* EXERCISE DETAILS:
Find every line in the records below that contains "выбран", and copy it.

* Dataset rows describing interfaces:
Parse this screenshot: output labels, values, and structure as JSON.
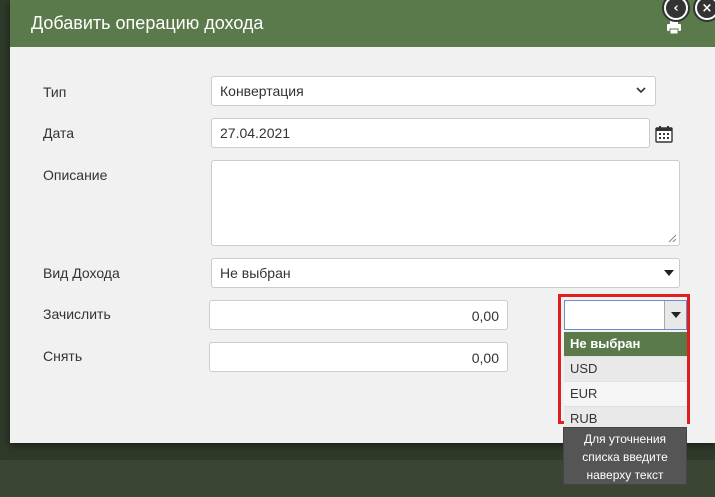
{
  "modal": {
    "title": "Добавить операцию дохода",
    "accent_color": "#5b7a4b"
  },
  "icons": {
    "back": "chevron-left-icon",
    "close": "close-icon",
    "print": "printer-icon",
    "calendar": "calendar-icon"
  },
  "form": {
    "type_label": "Тип",
    "type_value": "Конвертация",
    "date_label": "Дата",
    "date_value": "27.04.2021",
    "description_label": "Описание",
    "description_value": "",
    "income_kind_label": "Вид Дохода",
    "income_kind_value": "Не выбран",
    "credit_label": "Зачислить",
    "credit_value": "0,00",
    "debit_label": "Снять",
    "debit_value": "0,00"
  },
  "currency_dropdown": {
    "input_value": "",
    "options": [
      "Не выбран",
      "USD",
      "EUR",
      "RUB"
    ],
    "selected": "Не выбран",
    "hint": "Для уточнения списка введите наверху текст"
  }
}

* YOUR SOLUTION:
    "income_kind_value": "Не выбран",
      "Не выбран",
    "selected": "Не выбран",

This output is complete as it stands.